■ Problem requirements ■
Exact reproduction is required for all entries.

Listed records below:

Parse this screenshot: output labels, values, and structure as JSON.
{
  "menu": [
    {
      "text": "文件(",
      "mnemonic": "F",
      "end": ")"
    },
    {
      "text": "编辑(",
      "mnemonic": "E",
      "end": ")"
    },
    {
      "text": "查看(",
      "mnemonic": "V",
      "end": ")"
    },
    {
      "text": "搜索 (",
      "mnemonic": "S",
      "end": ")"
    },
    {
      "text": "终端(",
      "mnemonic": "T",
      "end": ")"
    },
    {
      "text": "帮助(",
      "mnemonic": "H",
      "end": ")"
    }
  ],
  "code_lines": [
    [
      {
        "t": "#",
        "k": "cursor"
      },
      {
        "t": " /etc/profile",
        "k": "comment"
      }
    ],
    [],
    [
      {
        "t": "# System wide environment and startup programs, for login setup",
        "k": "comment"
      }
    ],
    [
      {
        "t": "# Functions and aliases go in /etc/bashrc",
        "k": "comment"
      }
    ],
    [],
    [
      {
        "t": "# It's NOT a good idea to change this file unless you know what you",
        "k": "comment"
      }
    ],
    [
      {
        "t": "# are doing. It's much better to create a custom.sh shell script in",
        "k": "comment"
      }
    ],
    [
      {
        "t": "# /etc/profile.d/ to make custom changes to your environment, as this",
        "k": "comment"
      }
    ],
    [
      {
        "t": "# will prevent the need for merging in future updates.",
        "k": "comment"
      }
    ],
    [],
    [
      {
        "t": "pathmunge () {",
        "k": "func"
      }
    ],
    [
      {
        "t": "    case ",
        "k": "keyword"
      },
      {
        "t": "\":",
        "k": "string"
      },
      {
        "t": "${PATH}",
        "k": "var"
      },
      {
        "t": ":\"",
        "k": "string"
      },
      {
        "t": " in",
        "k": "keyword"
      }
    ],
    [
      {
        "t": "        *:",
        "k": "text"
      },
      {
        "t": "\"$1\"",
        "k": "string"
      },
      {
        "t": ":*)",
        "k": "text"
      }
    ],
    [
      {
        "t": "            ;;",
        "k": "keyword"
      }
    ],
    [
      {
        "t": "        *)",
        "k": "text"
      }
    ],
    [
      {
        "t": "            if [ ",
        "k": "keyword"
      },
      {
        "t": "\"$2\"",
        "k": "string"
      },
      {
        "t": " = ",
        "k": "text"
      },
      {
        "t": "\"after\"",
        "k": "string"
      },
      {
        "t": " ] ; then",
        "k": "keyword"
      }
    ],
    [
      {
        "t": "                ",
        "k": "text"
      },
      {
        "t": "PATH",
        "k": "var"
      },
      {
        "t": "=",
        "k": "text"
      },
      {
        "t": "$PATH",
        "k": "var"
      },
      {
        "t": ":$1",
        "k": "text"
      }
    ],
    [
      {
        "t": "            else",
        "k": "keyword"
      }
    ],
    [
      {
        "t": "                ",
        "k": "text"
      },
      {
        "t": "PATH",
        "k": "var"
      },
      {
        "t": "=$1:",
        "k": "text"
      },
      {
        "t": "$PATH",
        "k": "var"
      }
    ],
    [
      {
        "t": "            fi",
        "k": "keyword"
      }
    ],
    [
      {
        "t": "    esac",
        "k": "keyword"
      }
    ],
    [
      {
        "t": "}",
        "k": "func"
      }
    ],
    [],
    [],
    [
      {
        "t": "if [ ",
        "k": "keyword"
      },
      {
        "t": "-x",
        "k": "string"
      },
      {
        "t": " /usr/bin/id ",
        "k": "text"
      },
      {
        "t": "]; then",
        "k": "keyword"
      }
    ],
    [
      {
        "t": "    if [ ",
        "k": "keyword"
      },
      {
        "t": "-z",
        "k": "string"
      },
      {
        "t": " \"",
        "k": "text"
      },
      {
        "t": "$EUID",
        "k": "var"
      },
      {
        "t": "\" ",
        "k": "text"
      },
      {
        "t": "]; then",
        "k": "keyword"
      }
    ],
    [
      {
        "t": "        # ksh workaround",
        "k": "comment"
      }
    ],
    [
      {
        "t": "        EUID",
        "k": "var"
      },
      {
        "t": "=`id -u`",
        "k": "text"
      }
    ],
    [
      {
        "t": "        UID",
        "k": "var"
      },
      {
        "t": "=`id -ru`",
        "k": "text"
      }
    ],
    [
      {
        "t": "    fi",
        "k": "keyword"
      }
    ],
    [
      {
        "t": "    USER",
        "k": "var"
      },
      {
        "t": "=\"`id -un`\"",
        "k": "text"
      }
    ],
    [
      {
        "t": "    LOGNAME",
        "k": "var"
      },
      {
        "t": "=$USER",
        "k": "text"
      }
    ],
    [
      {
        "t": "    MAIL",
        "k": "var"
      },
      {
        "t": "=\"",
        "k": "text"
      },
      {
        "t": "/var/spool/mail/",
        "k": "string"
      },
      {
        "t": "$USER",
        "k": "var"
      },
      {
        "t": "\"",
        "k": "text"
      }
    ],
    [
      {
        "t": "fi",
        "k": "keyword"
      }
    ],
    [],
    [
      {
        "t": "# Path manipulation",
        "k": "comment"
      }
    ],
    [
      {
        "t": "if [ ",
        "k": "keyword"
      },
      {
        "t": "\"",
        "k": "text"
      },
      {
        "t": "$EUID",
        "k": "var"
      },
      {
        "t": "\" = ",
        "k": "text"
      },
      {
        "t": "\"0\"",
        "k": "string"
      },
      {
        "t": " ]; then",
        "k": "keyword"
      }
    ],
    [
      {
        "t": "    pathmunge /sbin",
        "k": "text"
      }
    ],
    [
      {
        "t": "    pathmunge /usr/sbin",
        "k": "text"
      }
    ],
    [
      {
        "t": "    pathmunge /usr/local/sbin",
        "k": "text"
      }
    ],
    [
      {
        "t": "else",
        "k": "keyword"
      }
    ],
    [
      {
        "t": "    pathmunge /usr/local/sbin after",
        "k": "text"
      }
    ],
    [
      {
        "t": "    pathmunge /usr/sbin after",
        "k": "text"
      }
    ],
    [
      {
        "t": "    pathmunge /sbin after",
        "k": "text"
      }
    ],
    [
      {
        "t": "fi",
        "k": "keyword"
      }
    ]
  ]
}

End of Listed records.

■ Response ■
Parse this screenshot: output labels, values, and structure as JSON.
{
  "menu": [
    {
      "text": "文件(",
      "mnemonic": "F",
      "end": ")"
    },
    {
      "text": "编辑(",
      "mnemonic": "E",
      "end": ")"
    },
    {
      "text": "查看(",
      "mnemonic": "V",
      "end": ")"
    },
    {
      "text": "搜索 (",
      "mnemonic": "S",
      "end": ")"
    },
    {
      "text": "终端(",
      "mnemonic": "T",
      "end": ")"
    },
    {
      "text": "帮助(",
      "mnemonic": "H",
      "end": ")"
    }
  ],
  "code_lines": [
    [
      {
        "t": "#",
        "k": "cursor"
      },
      {
        "t": " /etc/profile",
        "k": "comment"
      }
    ],
    [],
    [
      {
        "t": "# System wide environment and startup programs, for login setup",
        "k": "comment"
      }
    ],
    [
      {
        "t": "# Functions and aliases go in /etc/bashrc",
        "k": "comment"
      }
    ],
    [],
    [
      {
        "t": "# It's NOT a good idea to change this file unless you know what you",
        "k": "comment"
      }
    ],
    [
      {
        "t": "# are doing. It's much better to create a custom.sh shell script in",
        "k": "comment"
      }
    ],
    [
      {
        "t": "# /etc/profile.d/ to make custom changes to your environment, as this",
        "k": "comment"
      }
    ],
    [
      {
        "t": "# will prevent the need for merging in future updates.",
        "k": "comment"
      }
    ],
    [],
    [
      {
        "t": "pathmunge () {",
        "k": "func"
      }
    ],
    [
      {
        "t": "    case ",
        "k": "keyword"
      },
      {
        "t": "\":",
        "k": "string"
      },
      {
        "t": "${PATH}",
        "k": "var"
      },
      {
        "t": ":\"",
        "k": "string"
      },
      {
        "t": " in",
        "k": "keyword"
      }
    ],
    [
      {
        "t": "        *:",
        "k": "text"
      },
      {
        "t": "\"$1\"",
        "k": "string"
      },
      {
        "t": ":*)",
        "k": "text"
      }
    ],
    [
      {
        "t": "            ;;",
        "k": "keyword"
      }
    ],
    [
      {
        "t": "        *)",
        "k": "text"
      }
    ],
    [
      {
        "t": "            if [ ",
        "k": "keyword"
      },
      {
        "t": "\"$2\"",
        "k": "string"
      },
      {
        "t": " = ",
        "k": "text"
      },
      {
        "t": "\"after\"",
        "k": "string"
      },
      {
        "t": " ] ; then",
        "k": "keyword"
      }
    ],
    [
      {
        "t": "                ",
        "k": "text"
      },
      {
        "t": "PATH",
        "k": "var"
      },
      {
        "t": "=",
        "k": "text"
      },
      {
        "t": "$PATH",
        "k": "var"
      },
      {
        "t": ":$1",
        "k": "text"
      }
    ],
    [
      {
        "t": "            else",
        "k": "keyword"
      }
    ],
    [
      {
        "t": "                ",
        "k": "text"
      },
      {
        "t": "PATH",
        "k": "var"
      },
      {
        "t": "=$1:",
        "k": "text"
      },
      {
        "t": "$PATH",
        "k": "var"
      }
    ],
    [
      {
        "t": "            fi",
        "k": "keyword"
      }
    ],
    [
      {
        "t": "    esac",
        "k": "keyword"
      }
    ],
    [
      {
        "t": "}",
        "k": "func"
      }
    ],
    [],
    [],
    [
      {
        "t": "if [ ",
        "k": "keyword"
      },
      {
        "t": "-x",
        "k": "string"
      },
      {
        "t": " /usr/bin/id ",
        "k": "text"
      },
      {
        "t": "]; then",
        "k": "keyword"
      }
    ],
    [
      {
        "t": "    if [ ",
        "k": "keyword"
      },
      {
        "t": "-z",
        "k": "string"
      },
      {
        "t": " \"",
        "k": "text"
      },
      {
        "t": "$EUID",
        "k": "var"
      },
      {
        "t": "\" ",
        "k": "text"
      },
      {
        "t": "]; then",
        "k": "keyword"
      }
    ],
    [
      {
        "t": "        # ksh workaround",
        "k": "comment"
      }
    ],
    [
      {
        "t": "        EUID",
        "k": "var"
      },
      {
        "t": "=`id -u`",
        "k": "text"
      }
    ],
    [
      {
        "t": "        UID",
        "k": "var"
      },
      {
        "t": "=`id -ru`",
        "k": "text"
      }
    ],
    [
      {
        "t": "    fi",
        "k": "keyword"
      }
    ],
    [
      {
        "t": "    USER",
        "k": "var"
      },
      {
        "t": "=\"`id -un`\"",
        "k": "text"
      }
    ],
    [
      {
        "t": "    LOGNAME",
        "k": "var"
      },
      {
        "t": "=$USER",
        "k": "text"
      }
    ],
    [
      {
        "t": "    MAIL",
        "k": "var"
      },
      {
        "t": "=\"",
        "k": "text"
      },
      {
        "t": "/var/spool/mail/",
        "k": "string"
      },
      {
        "t": "$USER",
        "k": "var"
      },
      {
        "t": "\"",
        "k": "text"
      }
    ],
    [
      {
        "t": "fi",
        "k": "keyword"
      }
    ],
    [],
    [
      {
        "t": "# Path manipulation",
        "k": "comment"
      }
    ],
    [
      {
        "t": "if [ ",
        "k": "keyword"
      },
      {
        "t": "\"",
        "k": "text"
      },
      {
        "t": "$EUID",
        "k": "var"
      },
      {
        "t": "\" = ",
        "k": "text"
      },
      {
        "t": "\"0\"",
        "k": "string"
      },
      {
        "t": " ]; then",
        "k": "keyword"
      }
    ],
    [
      {
        "t": "    pathmunge /sbin",
        "k": "text"
      }
    ],
    [
      {
        "t": "    pathmunge /usr/sbin",
        "k": "text"
      }
    ],
    [
      {
        "t": "    pathmunge /usr/local/sbin",
        "k": "text"
      }
    ],
    [
      {
        "t": "else",
        "k": "keyword"
      }
    ],
    [
      {
        "t": "    pathmunge /usr/local/sbin after",
        "k": "text"
      }
    ],
    [
      {
        "t": "    pathmunge /usr/sbin after",
        "k": "text"
      }
    ],
    [
      {
        "t": "    pathmunge /sbin after",
        "k": "text"
      }
    ],
    [
      {
        "t": "fi",
        "k": "keyword"
      }
    ]
  ]
}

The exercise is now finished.